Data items
--------------------------------
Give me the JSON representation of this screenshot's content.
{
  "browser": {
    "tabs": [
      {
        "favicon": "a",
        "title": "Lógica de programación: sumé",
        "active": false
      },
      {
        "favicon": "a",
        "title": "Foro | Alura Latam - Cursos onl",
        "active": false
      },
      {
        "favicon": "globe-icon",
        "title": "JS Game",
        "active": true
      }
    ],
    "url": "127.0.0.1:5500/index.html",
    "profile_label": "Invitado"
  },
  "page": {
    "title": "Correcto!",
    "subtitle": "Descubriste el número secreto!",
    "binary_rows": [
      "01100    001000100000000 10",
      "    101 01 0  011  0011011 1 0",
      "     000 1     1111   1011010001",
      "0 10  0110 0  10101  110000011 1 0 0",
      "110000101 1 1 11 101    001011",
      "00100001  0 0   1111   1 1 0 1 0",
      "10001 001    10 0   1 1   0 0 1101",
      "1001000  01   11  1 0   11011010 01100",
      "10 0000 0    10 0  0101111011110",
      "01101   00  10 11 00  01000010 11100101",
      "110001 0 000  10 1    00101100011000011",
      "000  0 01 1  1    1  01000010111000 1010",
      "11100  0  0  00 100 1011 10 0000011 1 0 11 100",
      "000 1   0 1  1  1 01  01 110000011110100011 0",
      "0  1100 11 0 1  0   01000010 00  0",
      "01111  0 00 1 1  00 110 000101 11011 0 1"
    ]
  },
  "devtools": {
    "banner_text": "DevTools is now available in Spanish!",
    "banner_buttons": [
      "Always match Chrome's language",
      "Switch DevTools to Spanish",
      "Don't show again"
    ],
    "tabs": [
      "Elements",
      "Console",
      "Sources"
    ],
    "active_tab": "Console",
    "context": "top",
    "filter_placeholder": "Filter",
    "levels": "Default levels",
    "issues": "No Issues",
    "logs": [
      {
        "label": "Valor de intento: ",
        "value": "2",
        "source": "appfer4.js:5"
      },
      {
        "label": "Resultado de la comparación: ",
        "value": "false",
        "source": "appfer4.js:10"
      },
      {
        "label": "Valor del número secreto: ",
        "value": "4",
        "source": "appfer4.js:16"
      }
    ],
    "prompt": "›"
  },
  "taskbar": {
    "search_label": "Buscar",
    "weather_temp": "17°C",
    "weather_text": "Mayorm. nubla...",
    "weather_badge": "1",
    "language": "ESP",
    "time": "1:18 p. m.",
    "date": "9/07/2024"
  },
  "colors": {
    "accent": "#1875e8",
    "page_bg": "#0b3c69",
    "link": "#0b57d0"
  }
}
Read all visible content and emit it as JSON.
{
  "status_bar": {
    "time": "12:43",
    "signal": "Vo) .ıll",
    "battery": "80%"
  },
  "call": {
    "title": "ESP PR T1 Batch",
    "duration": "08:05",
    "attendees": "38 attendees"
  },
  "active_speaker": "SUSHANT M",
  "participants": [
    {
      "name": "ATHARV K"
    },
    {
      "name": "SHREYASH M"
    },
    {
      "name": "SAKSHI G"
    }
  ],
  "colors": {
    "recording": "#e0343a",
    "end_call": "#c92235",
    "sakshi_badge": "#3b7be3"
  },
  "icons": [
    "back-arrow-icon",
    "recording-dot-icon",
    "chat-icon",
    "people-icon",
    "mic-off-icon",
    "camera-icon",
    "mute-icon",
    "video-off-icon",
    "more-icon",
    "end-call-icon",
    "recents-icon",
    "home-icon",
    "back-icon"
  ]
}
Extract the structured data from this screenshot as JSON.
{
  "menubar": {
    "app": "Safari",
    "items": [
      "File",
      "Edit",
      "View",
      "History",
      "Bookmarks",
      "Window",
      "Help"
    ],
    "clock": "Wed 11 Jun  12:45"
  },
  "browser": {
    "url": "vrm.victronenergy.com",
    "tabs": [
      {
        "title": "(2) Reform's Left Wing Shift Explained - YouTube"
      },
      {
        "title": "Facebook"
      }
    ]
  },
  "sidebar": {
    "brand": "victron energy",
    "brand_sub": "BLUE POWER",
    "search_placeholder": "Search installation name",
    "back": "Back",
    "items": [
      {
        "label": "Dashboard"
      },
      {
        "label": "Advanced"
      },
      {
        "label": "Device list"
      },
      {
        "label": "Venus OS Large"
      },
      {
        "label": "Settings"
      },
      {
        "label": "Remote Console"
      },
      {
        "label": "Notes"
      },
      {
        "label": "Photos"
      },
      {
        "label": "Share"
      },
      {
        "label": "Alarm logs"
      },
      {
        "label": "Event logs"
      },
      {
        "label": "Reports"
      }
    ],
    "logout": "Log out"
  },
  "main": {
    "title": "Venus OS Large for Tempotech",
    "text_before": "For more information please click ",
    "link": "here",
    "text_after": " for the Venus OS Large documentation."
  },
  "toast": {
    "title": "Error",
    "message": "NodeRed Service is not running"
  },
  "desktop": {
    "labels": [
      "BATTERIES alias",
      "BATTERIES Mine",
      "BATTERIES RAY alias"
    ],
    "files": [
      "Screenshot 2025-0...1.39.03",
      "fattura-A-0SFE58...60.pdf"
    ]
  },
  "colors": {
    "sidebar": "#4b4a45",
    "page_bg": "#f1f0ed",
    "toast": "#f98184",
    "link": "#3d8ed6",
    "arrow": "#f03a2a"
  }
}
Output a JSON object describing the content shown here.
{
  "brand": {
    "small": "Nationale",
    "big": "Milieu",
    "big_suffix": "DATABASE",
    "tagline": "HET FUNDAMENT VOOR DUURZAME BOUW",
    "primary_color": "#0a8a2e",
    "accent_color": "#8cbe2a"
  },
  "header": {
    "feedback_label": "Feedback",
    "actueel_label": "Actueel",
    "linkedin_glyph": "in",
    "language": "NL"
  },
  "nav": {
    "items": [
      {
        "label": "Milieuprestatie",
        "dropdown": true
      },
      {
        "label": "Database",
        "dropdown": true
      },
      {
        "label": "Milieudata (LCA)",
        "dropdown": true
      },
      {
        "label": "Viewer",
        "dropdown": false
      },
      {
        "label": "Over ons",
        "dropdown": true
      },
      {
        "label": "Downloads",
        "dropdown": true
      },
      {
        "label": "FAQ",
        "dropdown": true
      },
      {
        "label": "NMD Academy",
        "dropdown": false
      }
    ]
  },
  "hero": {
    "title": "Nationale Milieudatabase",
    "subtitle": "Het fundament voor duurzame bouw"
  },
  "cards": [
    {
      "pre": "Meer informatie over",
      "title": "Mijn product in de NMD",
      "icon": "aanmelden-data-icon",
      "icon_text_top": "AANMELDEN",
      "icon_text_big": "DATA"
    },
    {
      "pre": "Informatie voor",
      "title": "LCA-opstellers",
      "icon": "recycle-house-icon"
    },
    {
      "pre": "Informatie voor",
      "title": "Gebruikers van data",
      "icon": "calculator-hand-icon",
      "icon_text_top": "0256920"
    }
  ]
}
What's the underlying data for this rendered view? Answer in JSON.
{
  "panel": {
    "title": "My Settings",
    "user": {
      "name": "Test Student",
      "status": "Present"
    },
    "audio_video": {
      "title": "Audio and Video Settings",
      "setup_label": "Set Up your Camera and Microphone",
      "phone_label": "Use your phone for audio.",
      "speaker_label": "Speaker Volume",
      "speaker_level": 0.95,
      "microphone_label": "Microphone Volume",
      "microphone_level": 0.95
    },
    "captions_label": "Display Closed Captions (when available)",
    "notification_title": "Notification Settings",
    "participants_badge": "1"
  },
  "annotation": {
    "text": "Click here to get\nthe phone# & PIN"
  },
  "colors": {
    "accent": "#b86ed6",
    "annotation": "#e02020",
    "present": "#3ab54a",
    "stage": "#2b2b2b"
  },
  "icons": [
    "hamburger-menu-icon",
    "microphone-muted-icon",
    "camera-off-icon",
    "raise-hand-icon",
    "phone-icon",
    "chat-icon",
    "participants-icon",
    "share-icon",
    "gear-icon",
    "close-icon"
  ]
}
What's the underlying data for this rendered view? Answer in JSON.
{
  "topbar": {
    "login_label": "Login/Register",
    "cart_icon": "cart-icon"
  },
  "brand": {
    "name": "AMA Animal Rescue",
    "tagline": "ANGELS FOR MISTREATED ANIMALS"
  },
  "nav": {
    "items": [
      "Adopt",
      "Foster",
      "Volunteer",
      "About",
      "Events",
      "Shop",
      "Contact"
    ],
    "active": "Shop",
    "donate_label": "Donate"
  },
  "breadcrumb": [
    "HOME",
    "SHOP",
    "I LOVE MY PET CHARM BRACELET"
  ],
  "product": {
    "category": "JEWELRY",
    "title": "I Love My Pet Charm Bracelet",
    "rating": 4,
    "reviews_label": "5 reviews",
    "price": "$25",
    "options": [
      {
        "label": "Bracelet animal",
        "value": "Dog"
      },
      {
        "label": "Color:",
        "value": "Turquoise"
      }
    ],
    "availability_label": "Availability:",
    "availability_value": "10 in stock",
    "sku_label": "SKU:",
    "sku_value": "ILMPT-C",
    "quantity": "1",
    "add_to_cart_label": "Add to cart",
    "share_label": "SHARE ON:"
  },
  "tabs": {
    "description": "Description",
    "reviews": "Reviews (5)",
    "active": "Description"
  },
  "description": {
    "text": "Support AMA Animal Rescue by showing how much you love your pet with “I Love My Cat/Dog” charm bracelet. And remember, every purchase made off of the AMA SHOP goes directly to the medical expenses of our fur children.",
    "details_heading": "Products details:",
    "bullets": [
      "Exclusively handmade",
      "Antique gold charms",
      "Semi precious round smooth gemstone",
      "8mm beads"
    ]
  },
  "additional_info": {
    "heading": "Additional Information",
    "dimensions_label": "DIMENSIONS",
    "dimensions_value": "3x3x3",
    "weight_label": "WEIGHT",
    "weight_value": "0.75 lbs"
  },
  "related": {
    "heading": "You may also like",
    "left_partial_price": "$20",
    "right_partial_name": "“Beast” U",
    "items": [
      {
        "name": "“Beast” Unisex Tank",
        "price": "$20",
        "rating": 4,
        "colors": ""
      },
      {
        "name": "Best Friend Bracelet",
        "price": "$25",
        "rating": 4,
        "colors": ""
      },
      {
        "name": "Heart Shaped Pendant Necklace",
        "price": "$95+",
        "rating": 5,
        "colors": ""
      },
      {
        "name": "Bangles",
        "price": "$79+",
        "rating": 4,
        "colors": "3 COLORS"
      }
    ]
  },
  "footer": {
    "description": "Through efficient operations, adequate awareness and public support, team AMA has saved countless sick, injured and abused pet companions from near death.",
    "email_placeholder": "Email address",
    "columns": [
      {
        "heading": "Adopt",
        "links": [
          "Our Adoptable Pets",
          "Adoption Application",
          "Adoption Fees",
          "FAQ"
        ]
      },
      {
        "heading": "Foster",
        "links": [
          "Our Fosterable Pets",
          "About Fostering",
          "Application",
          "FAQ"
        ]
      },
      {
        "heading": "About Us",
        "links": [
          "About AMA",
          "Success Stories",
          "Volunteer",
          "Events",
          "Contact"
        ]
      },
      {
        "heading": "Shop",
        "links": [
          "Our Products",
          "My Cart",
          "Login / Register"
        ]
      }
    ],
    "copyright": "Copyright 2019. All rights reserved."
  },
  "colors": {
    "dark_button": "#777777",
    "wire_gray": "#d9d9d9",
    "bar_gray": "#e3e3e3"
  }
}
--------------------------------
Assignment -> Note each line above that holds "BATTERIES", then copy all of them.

Answer for the task ->
      "BATTERIES alias",
      "BATTERIES Mine",
      "BATTERIES RAY alias"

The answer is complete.